The genomics of complex, chronic diseases like diabetes will probably lag behind by several years, especially as non-genomic factors associated with human behaviour seem to be more significant in determining disease risk and development. 3 Acceleration in genomic science. 4 Growth in genomic analysis technologies (up to 2014). 2015. 18 Bioscience—Lost in Translation? on age, sex, and body mass index (BMI)6. In the section entitled ‘Probing epigenomic control of gene expression’ we will see some of the ‘epi-genetic’ factors at play.
Chapter 3 analyses the disappointing progress in turning these discoveries into practical benefit for patients and society. It identifies five major gaps in the translation process: from the focus of much of the research (T0), through its fitful transition to disease-relevant discovery (T1), the high fallout rate in clinical development (T2), the lack of adoption and adherence of approved products (T3), to the failure to learn from their use across the healthcare system (T4). It concludes that—if we are to reap the harvest of new products and medical advance from the scientific investments just described—a major overhaul is needed of the translation process itself.

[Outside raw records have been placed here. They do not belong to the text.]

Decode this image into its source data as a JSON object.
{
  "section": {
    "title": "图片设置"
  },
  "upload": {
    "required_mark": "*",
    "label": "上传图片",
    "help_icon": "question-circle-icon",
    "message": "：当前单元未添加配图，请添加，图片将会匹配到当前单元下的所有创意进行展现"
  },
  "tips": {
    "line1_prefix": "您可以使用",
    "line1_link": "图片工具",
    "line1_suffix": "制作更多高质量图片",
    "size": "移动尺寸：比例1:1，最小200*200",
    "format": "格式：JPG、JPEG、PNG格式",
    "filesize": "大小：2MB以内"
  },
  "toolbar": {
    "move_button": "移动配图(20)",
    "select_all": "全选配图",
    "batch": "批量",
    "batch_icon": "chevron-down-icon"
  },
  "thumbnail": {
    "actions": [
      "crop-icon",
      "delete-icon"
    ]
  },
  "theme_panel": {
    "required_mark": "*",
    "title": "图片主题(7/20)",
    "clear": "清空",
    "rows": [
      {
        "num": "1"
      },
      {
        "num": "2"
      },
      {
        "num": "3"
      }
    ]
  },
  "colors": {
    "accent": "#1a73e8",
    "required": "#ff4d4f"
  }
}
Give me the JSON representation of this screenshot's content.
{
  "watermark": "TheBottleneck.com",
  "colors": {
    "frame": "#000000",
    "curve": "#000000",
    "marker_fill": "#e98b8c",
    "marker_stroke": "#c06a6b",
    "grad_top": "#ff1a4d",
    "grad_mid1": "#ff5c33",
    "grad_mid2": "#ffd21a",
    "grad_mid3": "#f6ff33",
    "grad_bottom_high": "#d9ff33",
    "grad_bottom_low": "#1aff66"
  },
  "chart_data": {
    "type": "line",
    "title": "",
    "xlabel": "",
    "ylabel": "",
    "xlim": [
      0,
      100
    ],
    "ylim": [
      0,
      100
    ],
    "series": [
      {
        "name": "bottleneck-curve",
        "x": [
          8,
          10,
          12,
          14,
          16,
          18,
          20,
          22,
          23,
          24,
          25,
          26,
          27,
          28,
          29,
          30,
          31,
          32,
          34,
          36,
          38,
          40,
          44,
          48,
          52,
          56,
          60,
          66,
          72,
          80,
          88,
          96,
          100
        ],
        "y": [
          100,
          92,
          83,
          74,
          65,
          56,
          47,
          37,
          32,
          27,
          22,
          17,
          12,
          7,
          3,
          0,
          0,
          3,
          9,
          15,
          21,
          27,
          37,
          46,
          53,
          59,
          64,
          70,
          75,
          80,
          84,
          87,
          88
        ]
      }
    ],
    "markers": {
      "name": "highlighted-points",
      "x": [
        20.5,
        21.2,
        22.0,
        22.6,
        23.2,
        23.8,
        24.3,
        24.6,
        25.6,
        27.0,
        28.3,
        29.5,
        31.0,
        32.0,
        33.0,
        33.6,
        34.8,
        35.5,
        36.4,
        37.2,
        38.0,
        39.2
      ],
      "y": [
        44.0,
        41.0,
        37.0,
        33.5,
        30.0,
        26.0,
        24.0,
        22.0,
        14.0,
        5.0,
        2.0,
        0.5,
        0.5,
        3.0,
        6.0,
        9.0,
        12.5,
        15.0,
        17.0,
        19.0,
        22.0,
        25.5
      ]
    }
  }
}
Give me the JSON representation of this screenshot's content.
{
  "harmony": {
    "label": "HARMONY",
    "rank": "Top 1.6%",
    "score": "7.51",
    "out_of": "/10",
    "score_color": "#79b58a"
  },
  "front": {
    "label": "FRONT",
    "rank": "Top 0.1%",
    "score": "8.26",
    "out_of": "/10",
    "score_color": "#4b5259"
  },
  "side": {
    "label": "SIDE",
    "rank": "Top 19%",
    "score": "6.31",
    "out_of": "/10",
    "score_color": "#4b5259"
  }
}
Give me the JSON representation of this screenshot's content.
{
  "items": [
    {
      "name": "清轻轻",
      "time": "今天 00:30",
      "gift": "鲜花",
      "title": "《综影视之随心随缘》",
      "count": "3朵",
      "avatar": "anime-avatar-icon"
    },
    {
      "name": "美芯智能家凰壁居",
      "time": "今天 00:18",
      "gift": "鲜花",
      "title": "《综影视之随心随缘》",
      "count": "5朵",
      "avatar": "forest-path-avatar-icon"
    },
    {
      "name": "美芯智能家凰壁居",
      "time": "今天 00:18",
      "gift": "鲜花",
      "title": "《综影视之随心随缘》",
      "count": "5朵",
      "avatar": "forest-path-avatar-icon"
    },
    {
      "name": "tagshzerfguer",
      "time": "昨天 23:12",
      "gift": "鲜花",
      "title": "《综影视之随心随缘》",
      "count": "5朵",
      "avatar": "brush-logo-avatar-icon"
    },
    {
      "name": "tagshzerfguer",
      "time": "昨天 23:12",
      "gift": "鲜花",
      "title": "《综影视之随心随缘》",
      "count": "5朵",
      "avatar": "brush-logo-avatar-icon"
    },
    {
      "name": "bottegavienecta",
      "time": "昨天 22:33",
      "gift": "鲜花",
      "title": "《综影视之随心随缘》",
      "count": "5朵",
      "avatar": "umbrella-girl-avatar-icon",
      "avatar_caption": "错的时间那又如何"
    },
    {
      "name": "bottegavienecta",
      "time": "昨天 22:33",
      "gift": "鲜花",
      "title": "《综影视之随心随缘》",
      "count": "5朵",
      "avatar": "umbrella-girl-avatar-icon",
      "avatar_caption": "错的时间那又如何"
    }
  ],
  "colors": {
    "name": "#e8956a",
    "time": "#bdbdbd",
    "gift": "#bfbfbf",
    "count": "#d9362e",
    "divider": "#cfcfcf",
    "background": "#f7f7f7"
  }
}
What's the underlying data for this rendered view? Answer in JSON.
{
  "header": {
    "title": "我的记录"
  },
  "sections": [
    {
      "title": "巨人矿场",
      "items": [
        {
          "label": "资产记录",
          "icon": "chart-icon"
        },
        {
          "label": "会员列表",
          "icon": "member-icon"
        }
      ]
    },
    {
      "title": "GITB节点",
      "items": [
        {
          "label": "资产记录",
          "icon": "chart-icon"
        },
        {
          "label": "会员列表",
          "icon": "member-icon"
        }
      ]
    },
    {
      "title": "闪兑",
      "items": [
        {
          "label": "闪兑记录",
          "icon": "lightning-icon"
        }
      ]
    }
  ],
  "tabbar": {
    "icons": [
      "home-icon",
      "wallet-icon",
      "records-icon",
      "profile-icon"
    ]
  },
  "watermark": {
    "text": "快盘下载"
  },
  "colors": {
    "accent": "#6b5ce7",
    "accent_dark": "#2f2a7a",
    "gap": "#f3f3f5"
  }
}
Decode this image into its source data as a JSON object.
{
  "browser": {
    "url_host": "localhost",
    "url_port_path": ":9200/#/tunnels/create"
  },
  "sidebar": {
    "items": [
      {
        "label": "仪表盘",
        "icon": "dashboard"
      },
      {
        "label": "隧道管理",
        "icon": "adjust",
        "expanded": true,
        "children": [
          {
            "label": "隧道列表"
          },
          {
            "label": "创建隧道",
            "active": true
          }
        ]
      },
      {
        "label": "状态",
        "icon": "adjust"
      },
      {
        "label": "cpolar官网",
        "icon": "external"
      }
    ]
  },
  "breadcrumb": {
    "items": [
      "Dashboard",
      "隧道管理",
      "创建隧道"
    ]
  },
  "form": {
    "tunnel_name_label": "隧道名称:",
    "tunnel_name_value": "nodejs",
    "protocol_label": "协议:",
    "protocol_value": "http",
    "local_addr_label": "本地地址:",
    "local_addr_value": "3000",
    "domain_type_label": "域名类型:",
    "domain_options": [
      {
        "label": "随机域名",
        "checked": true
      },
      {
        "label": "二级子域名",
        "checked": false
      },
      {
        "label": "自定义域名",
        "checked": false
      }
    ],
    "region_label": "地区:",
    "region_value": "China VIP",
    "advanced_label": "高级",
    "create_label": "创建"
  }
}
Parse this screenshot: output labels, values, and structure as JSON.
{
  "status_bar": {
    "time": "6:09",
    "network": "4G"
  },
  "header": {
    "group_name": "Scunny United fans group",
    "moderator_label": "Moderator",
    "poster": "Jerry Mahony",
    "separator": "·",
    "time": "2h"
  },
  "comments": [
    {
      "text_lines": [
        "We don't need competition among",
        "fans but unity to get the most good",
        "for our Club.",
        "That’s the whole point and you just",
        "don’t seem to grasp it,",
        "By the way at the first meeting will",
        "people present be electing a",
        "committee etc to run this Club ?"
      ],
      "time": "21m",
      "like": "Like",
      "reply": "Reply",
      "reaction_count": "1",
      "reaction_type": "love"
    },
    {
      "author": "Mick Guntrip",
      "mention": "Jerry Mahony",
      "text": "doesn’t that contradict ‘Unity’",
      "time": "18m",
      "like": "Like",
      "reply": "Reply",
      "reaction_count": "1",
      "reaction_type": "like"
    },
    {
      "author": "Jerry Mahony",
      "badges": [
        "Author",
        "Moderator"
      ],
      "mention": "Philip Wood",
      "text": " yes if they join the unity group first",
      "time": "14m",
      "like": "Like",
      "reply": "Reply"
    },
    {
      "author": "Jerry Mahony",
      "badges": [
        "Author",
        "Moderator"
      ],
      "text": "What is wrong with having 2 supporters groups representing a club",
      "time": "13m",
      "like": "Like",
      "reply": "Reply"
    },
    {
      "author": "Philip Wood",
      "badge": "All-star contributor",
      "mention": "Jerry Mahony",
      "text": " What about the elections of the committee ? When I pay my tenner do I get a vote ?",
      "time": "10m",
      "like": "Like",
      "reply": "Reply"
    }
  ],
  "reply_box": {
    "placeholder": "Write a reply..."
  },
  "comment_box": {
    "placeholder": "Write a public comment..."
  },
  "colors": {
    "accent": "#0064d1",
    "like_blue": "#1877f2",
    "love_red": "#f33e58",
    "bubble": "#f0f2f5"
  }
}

A 32 Bioscience—Lost in Translation? Summary of Chapter 2 Life sciences has seen its own exponential progress, both in scientific advances and valuable enabling technology. From the quickening pace and plummeting cost of gene sequencing to the emergence of new data-mining tools to unravel the accumulated results of past decisions, the last 20 years have been unprecedented in the exploitable advances brought by research. We have the tools and insights to trace disease from the genetics and epigenetics that typically underlie it, through the proteins that represent intervention options to the means of creating molecules, diagnostics, and devices based on those insights.